Bill Long 12/29/04
Hi, I'm Bill, and I'm Codepedent
I am on a point from the previous essay. My point is that people define squishy concepts broadly for a number of reasons, but one of the motivations is economic. So, the reports forming the basis of the ADA, passed in 1990, suggested that there were 40,000,000 disabled people in America. My first reaction was, WHAT??? Where are they all? Certainly not fighting for handicapped parking spots. But then I thought, 'Well, what is happening here is the tendency to inflate numbers so that you will get recognized, you will get laws passed, people will recognize you and funds will flow your way through increased programs and legal protections.' Depending on how broadly you cast the net of disability, you have 40,000,000 disabled or, as the really cool people say today, "other-abled." The Americans for Other-Abled Act. Sounds right.

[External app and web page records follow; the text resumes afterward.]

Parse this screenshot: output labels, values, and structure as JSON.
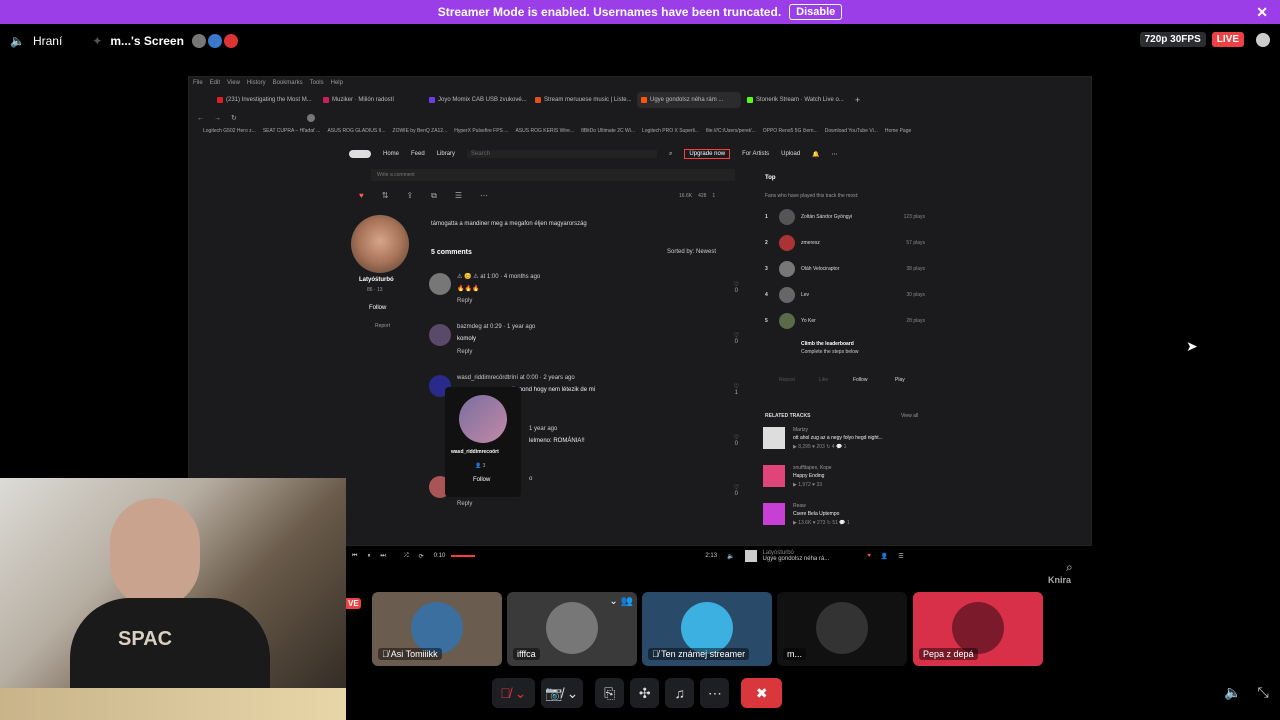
{
  "banner": {
    "text": "Streamer Mode is enabled. Usernames have been truncated.",
    "button": "Disable",
    "close": "✕"
  },
  "stream_header": {
    "channel": "Hraní",
    "screen_label": "m...'s Screen",
    "quality": "720p 30FPS",
    "live": "LIVE"
  },
  "browser": {
    "menu": [
      "File",
      "Edit",
      "View",
      "History",
      "Bookmarks",
      "Tools",
      "Help"
    ],
    "tabs": [
      {
        "label": "(231) Investigating the Most M...",
        "color": "#e02020"
      },
      {
        "label": "Muziker · Milión radostí",
        "color": "#cc1f5a"
      },
      {
        "label": "Joyo Momix CAB USB zvukové...",
        "color": "#6a3de8"
      },
      {
        "label": "Stream meruuese music | Liste...",
        "color": "#e0501e"
      },
      {
        "label": "Ugye gondolsz néha rám ...",
        "color": "#ff5500"
      },
      {
        "label": "Stonerik Stream · Watch Live o...",
        "color": "#53fc18"
      }
    ],
    "bookmarks": [
      "Logitech G502 Hero z...",
      "SEAT CUPRA – Hľadať ...",
      "ASUS ROG GLADIUS II...",
      "ZOWIE by BenQ ZA12...",
      "HyperX Pulsefire FPS ...",
      "ASUS ROG KERIS Wire...",
      "8BitDo Ultimate 2C Wi...",
      "Logitech PRO X Superli...",
      "file:///C:/Users/peret/...",
      "OPPO Reno5 5G čiern...",
      "Download YouTube Vi...",
      "Home Page"
    ]
  },
  "soundcloud": {
    "nav": {
      "home": "Home",
      "feed": "Feed",
      "library": "Library",
      "search": "Search",
      "upgrade": "Upgrade now",
      "for_artists": "For Artists",
      "upload": "Upload"
    },
    "comment_placeholder": "Write a comment",
    "stats": {
      "plays": "16.6K",
      "likes": "428",
      "reposts": "1"
    },
    "artist": {
      "name": "Latyóśturbó",
      "followers": "86",
      "tracks": "13",
      "follow": "Follow",
      "report": "Report"
    },
    "description": "támogatta a mandiner meg a megafon éljen magyarország",
    "comments_count": "5 comments",
    "sort": "Sorted by: Newest",
    "comments": [
      {
        "meta": "⚠ 😊 ⚠ at 1:00 · 4 months ago",
        "text": "🔥🔥🔥",
        "reply": "Reply",
        "likes": "0"
      },
      {
        "meta": "bazmdeg at 0:29 · 1 year ago",
        "text": "komoly",
        "reply": "Reply",
        "likes": "0"
      },
      {
        "meta": "wasd_riddimrecördtríní at 0:00 · 2 years ago",
        "text": "nit mond hogy nem létezik de mi",
        "reply": "",
        "likes": "1"
      },
      {
        "meta": "1 year ago",
        "text": "lelmeno: ROMÁNIA!!",
        "reply": "",
        "likes": "0"
      },
      {
        "meta": "o",
        "text": "",
        "reply": "Reply",
        "likes": "0"
      }
    ],
    "hover_card": {
      "name": "wasd_riddimrecoört",
      "followers": "3",
      "follow": "Follow"
    },
    "fans": {
      "title": "Top",
      "subtitle": "Fans who have played this track the most:",
      "list": [
        {
          "rank": "1",
          "name": "Zoltán Sándor Gyöngyi",
          "plays": "123 plays"
        },
        {
          "rank": "2",
          "name": "zmeresz",
          "plays": "57 plays"
        },
        {
          "rank": "3",
          "name": "Oláh Velociraptor",
          "plays": "38 plays"
        },
        {
          "rank": "4",
          "name": "Lev",
          "plays": "30 plays"
        },
        {
          "rank": "5",
          "name": "Yo Ker",
          "plays": "28 plays"
        }
      ],
      "leaderboard": "Climb the leaderboard",
      "leaderboard_sub": "Complete the steps below"
    },
    "actions": {
      "repost": "Repost",
      "like": "Like",
      "follow": "Follow",
      "play": "Play"
    },
    "related": {
      "title": "RELATED TRACKS",
      "view_all": "View all",
      "tracks": [
        {
          "artist": "Martzy",
          "title": "ott ahol zug az a negy folyo hegd night...",
          "stats": "▶ 8,295  ♥ 203  ↻ 4  💬 1"
        },
        {
          "artist": "snuffitapes, Kope",
          "title": "Happy Ending",
          "stats": "▶ 1,972  ♥ 33"
        },
        {
          "artist": "Reaw",
          "title": "Csere Bela Uptempo",
          "stats": "▶ 13.6K  ♥ 273  ↻ 51  💬 1"
        }
      ]
    },
    "player": {
      "elapsed": "0:10",
      "duration": "2:13",
      "artist": "Latyóśturbó",
      "title": "Ugye gondolsz néha rá..."
    }
  },
  "webcam": {
    "shirt_text": "SPAC"
  },
  "participants": [
    {
      "name": "Asi Tomiiikk",
      "bg": "#6a5c4f"
    },
    {
      "name": "ifffca",
      "bg": "#3a3a3a"
    },
    {
      "name": "Ten známej streamer",
      "bg": "#2a4a6a"
    },
    {
      "name": "m...",
      "bg": "#111111"
    },
    {
      "name": "Pepa z depá",
      "bg": "#d9304a"
    }
  ],
  "watermark": "Knira"
}
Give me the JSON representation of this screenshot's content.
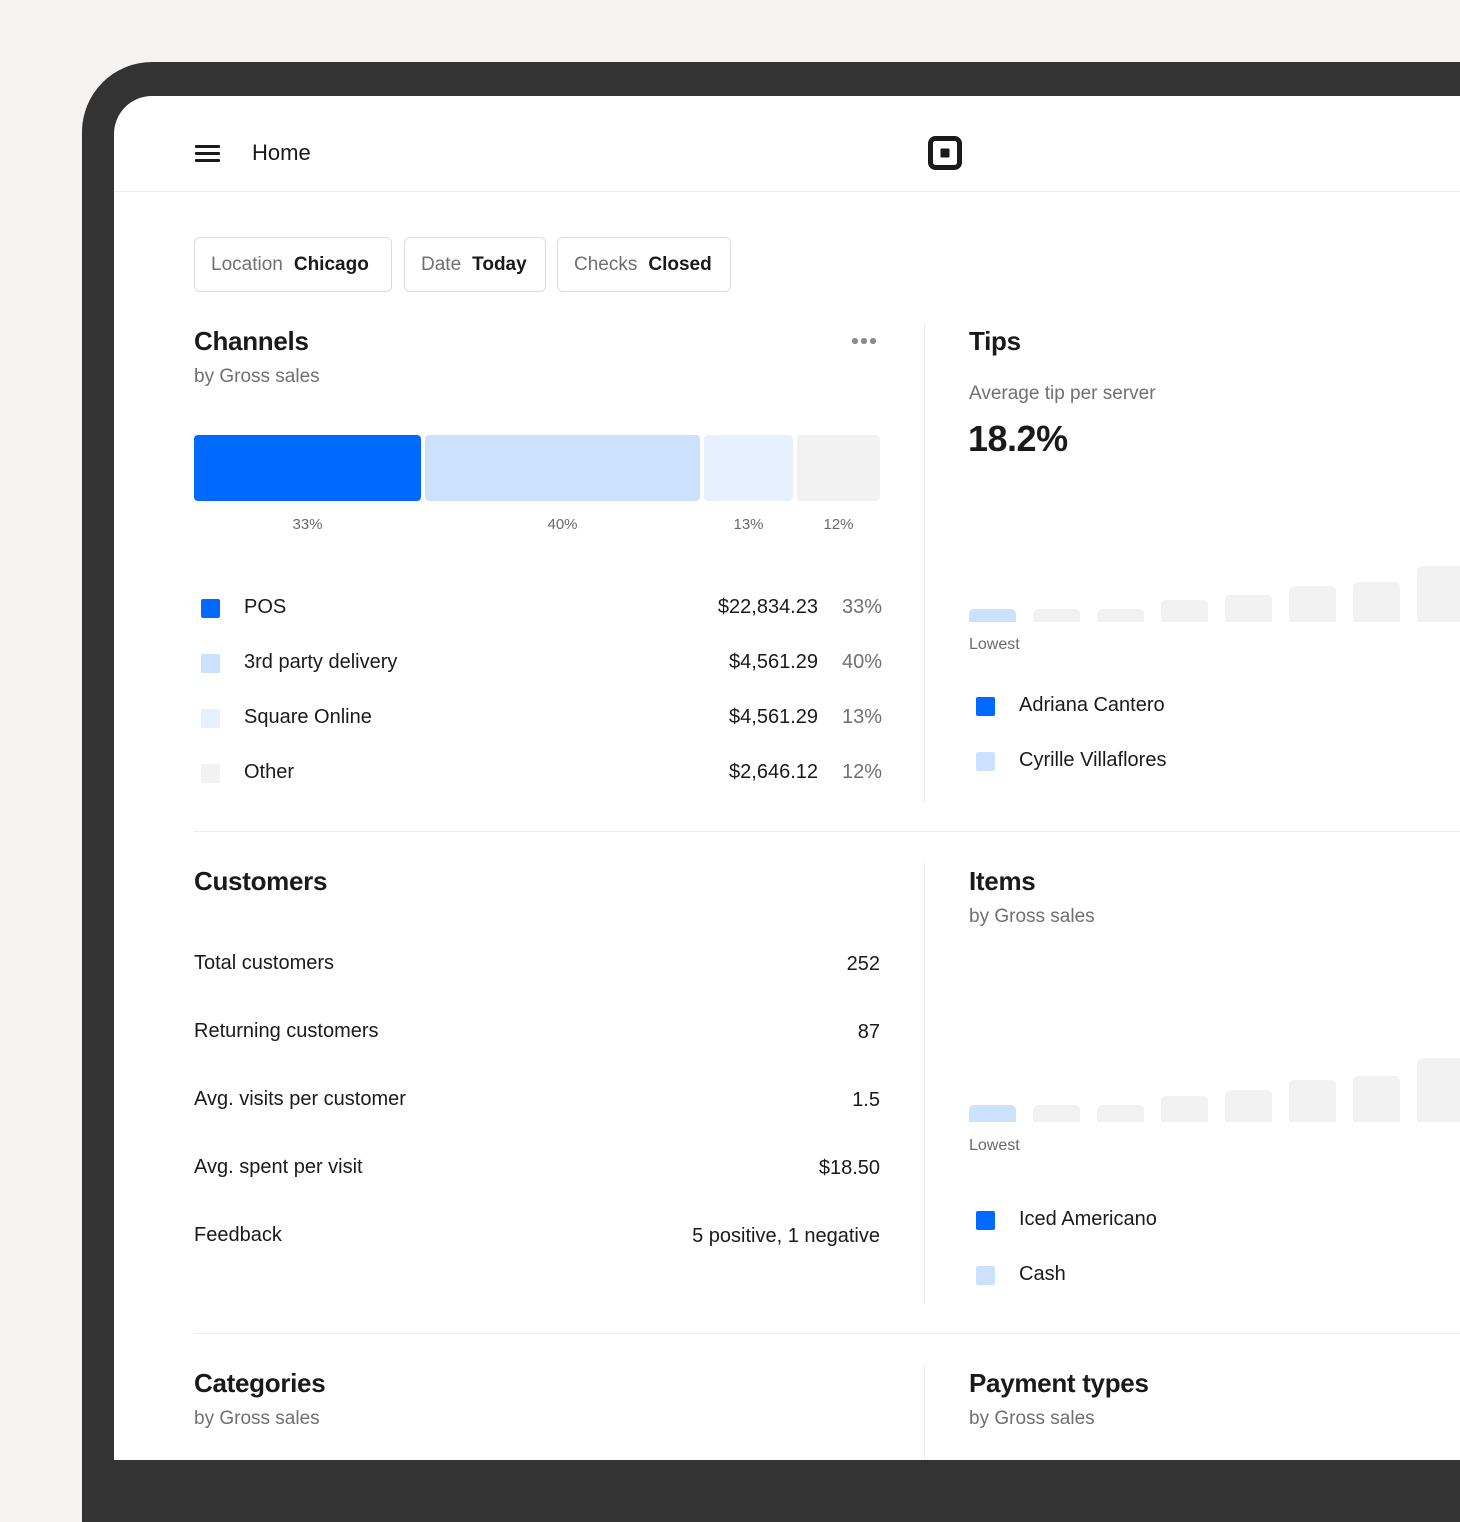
{
  "header": {
    "title": "Home",
    "menu_icon": "hamburger-icon",
    "logo": "square-logo"
  },
  "filters": [
    {
      "key": "Location",
      "value": "Chicago"
    },
    {
      "key": "Date",
      "value": "Today"
    },
    {
      "key": "Checks",
      "value": "Closed"
    }
  ],
  "colors": {
    "primary": "#006aff",
    "light": "#cce1fe",
    "lighter": "#e6f0ff",
    "neutral": "#f2f2f2"
  },
  "channels": {
    "title": "Channels",
    "subtitle": "by Gross sales",
    "bar_labels": [
      "33%",
      "40%",
      "13%",
      "12%"
    ],
    "rows": [
      {
        "label": "POS",
        "amount": "$22,834.23",
        "percent": "33%",
        "color": "#006aff"
      },
      {
        "label": "3rd party delivery",
        "amount": "$4,561.29",
        "percent": "40%",
        "color": "#cce1fe"
      },
      {
        "label": "Square Online",
        "amount": "$4,561.29",
        "percent": "13%",
        "color": "#e6f0ff"
      },
      {
        "label": "Other",
        "amount": "$2,646.12",
        "percent": "12%",
        "color": "#f2f2f2"
      }
    ]
  },
  "chart_data": [
    {
      "type": "bar",
      "title": "Channels",
      "subtitle": "by Gross sales",
      "orientation": "stacked-horizontal",
      "categories": [
        "POS",
        "3rd party delivery",
        "Square Online",
        "Other"
      ],
      "values": [
        33,
        40,
        13,
        12
      ],
      "labels": [
        "33%",
        "40%",
        "13%",
        "12%"
      ]
    },
    {
      "type": "bar",
      "title": "Tips",
      "values": [
        0.22,
        0.22,
        0.22,
        0.36,
        0.45,
        0.6,
        0.67,
        0.93
      ],
      "xlabel": "Lowest"
    },
    {
      "type": "bar",
      "title": "Items",
      "subtitle": "by Gross sales",
      "values": [
        0.26,
        0.26,
        0.26,
        0.41,
        0.5,
        0.65,
        0.72,
        1.0
      ],
      "xlabel": "Lowest"
    }
  ],
  "tips": {
    "title": "Tips",
    "subtitle": "Average tip per server",
    "value": "18.2%",
    "axis_note": "Lowest",
    "legend": [
      {
        "label": "Adriana Cantero",
        "color": "#006aff"
      },
      {
        "label": "Cyrille Villaflores",
        "color": "#cce1fe"
      }
    ]
  },
  "customers": {
    "title": "Customers",
    "rows": [
      {
        "label": "Total customers",
        "value": "252"
      },
      {
        "label": "Returning customers",
        "value": "87"
      },
      {
        "label": "Avg. visits per customer",
        "value": "1.5"
      },
      {
        "label": "Avg. spent per visit",
        "value": "$18.50"
      },
      {
        "label": "Feedback",
        "value": "5 positive, 1 negative"
      }
    ]
  },
  "items": {
    "title": "Items",
    "subtitle": "by Gross sales",
    "axis_note": "Lowest",
    "legend": [
      {
        "label": "Iced Americano",
        "color": "#006aff"
      },
      {
        "label": "Cash",
        "color": "#cce1fe"
      }
    ]
  },
  "categories": {
    "title": "Categories",
    "subtitle": "by Gross sales"
  },
  "payment_types": {
    "title": "Payment types",
    "subtitle": "by Gross sales"
  }
}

We need not limit our treatment of the subject to the ADA. In the last several years gay rights activists have enjoyed considerable success on the simple, and pretty persuasive, argument that same-sex benefits ought to be awarded in a non-discriminatory way to gay partners. But one of the methods they have used in trying to show a "broad acceptance" of gay values/relationships is to inflate the number of people who are gay in our culture.
I have seen "studies" that purport to show that 10% of America is gay. Well, maybe on Castro Street. But in What Cheer, Iowa? Intercourse, Pennsylvania? Probably not. Actually, I would venture to say that the numbers of gay people (and people discover that they are gay all the time) is probably no more than 1% of the population. But we exaggerate for a reason.
Perhaps the funniest (when meant to be the most serious) example of this definitional expansionism came for me in the late-1970s, when I attended a really liberal church in Boston. The pastor was preaching on the virtues of liberation theology, the latest theological fad which had blown in from Latin America via Union Seminary in NYC and Harvard Divinity in Cambridge. Liberation theology was Marxism in biblical drag. In any case, liberation theology posited the existence of oppressors and oppressed; its central principle was that Christ came to liberate the oppressed from the oppressors. Of course, this is ok as far as it goes, in my book. But when you start naming names, then you might have some interesting discussions.
Well, the pastor, who was the best preacher I have ever heard, waxed eloquently on the "preferential option for the poor" in Jesus' teaching and the need for the liberation of the oppressed. But the existence of the oppressed presupposed the existence of the oppressor, and there was no more likely group of oppressors than we in the pew. We were disproportionately white, highly educated, wealthy and mostly healthy. If we sang in our hymns that "God's got the whole world in his/her hands," we did so knowing also that we had a pretty good grip on that same world. How did the pastor handle this problem, without getting himself fired?
Very adroitly. I still hear him asking the question. "Who are the oppressed?" he intoned. Silence fell over the caverous sanctuary. We were ready, bracing ourselves really, to be told that we were the oppressors. But, then, using the principle of definitoinal expansion, he continued, "We all are oppressed." I could hear the collective sigh of the congregation. We knew we were pretty evil people because we had so many good things going for us, but just once we needed to be comforted, rather than afflicted. And our pastor knew it. He knew we needed to be comforted, and so he included us in the category of the oppressed. "We are all oppressed." And then he listed the myriad ways we might be oppressed, from being late to the T to having severe illness at home.
We loved him for that sermon. It made us even love liberation theology all the more. Indeed, we loved it when handsome young theologians with thick Spanish accents spoke mellifluously to us about the liberation of the oppressed. We could imagine that we were the oppressed, and that God was really a pretty good guy (or girl) for deciding to liberate us all.
Finishing with Codependency
So, now we understand the psychology of definitional expansion. It can get you more money. It can get you a broader hearing. It can also salve your conscience. After all, if we are the world, we are also the codependent, dysfunctional, oppressed world at the same time. There is only one solution for all of this. Treatment. Reimbursed by insurance, of course.
Copyright © 2004-2007 William R. Long